I have only one bit of advice to Kasper: Don't read anyone's advice, not in newspapers nor in blogs. I've heard some people complain about him not being passionate enough - ridiculous - so that I think he overcompensates sometimes, as with his slightly over-the-top call of Carlos Zambrano's no-hitter. Simply trust yourself, be genuine and rock on. Grade: A

Pat Hughes and Ron Santo, Cubs, WGN 720-AM: I have to admit, Sunday's game, after Saturday's clincher, was a joy to listen to. It was Pat & Ron in afterglow, as if lounging in the easy, effortless, whimsical, wacky mode of losing years past.

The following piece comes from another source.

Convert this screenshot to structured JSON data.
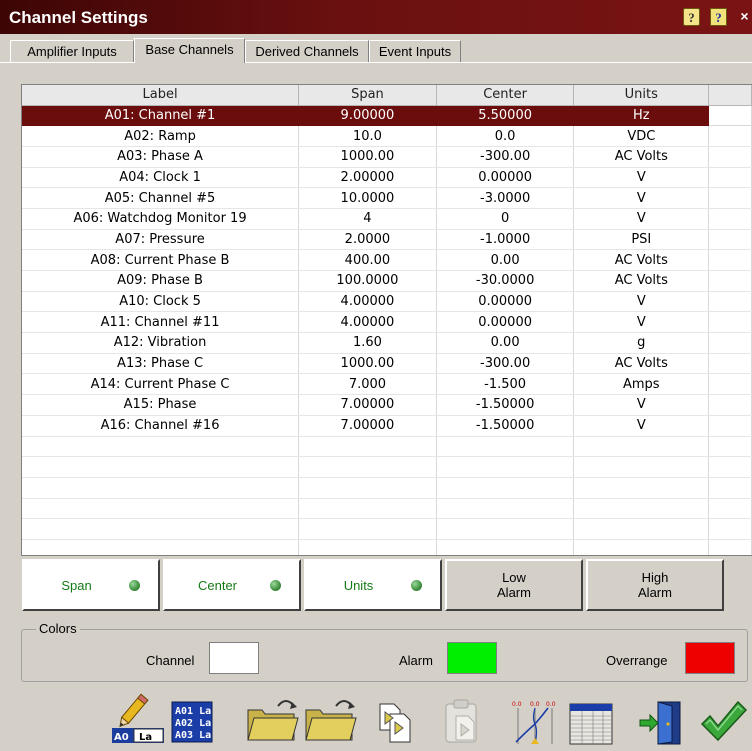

Don't take this the wrong way, but I'm not sure that isn't them at their best. The stress of winning - and of having actual competitive baseball to analyze - sometimes seems to weigh on Santo. But for pitch-perfect calls, check out Hughes on both Zambrano's no-hitter and Saturday's clincher, both of which were punctuated by Santo shouting "Yes!" in way that seemed to go beyond language to some sort of transcendent speaking in baseball tongues. Grade: A-

Ken "Hawk" Harrelson and Darrin Jackson, White Sox, Channel 9, Channel 26, CSNC: Dan Bernstein calls this team "bipolar" for the way Hawk reflects the Sox' fortunes from moment to moment, and rightfully so. Hawk is Santo with a Southern flair for language. Yet Hawk never went into a sustained funk and left DJ high and dry, as sometimes occurred in lean years.

The Sox were competitive throughout, Hawk was involved if sometimes morose and DJ was more informed than ever. As I wrote last week, they've developed into a very fine duo over the years, and as much as I welcome Steve Stone's return to TV, I'll be sorry in a way to see Hawk and DJ split up. Grade: A-

Steve Stone and Ed Farmer, WSCR 670-AM: As I've written already, Stone made Farmer focus, got him to concentrate on the pitching and really made him a serviceable play-by-play man. Witness their barely veiled disgust over Javier Vazquez's performance Tuesday night. Because of his Evergreen Park monotone and lack of verbal elegance - the very qualities that make him such a South Side staple - Farmer will never be great at describing the game. But this year he was good enough, and there were times - I'm thinking of one afternoon when Ozzie Guillen was spoiling for a fight with the home-plate ump and Farmer was calling it like a heavyweight bout - when he actually built up the drama in a tangible way. As for Stone, he remains head of the class, even teamed with this lab partner. Grade: B+

With the Sox making changes, I'm going to be sorry to see this class go. They got the best out of their abilities - and out of their teams. They helped make this the best baseball summer ever.

In the air

Remotely interesting: The first round of the baseball playoffs next week will be carried on TBS and will not air on any local broadcast outlets. Same goes for the American League championship series, carried this year on TBS. Fox WFLD Channel 32 will air the National League championship series and, of course, the World Series.

WGN Channel 9 celebrates the end of the baseball season with the overview "Cubs and Sox: All Access" at 1 p.m. Saturday, followed by "All-Time Chicago Team" at 2. ... Comcast SportsNet Chicago plans a "Windy City Playoff Preview" - and let's make that a double, shall we? - with hosts Pat Boyle and Mark Schanowski and analysts Bill Melton and Dan Plesac at 7 p.m. Monday. Charlie Schumacher is joining CSNC as senior news director, leaving Channel 9 where he was assistant news director. He replaces Joe Riley, who recently left for the Golf Channel.

End of the dial: Don't forget to vote daily for the Ford C. Frick Award finalists at Pat Hughes of WGN 720-AM and Steve Stone of WSCR 670-AM are my picks to click, but the Score's Ed Farmer, Sox TV play-by-play man Ken Harrelson and, of course, Ron Santo are also on the ballot.

This week's Sports Illustrated has a cover story on the Cubs by the great Gary Smith, but it might just be the worst thing he's ever written, trafficking in every bubbleheaded, hedonistic cliché about Cubs fans.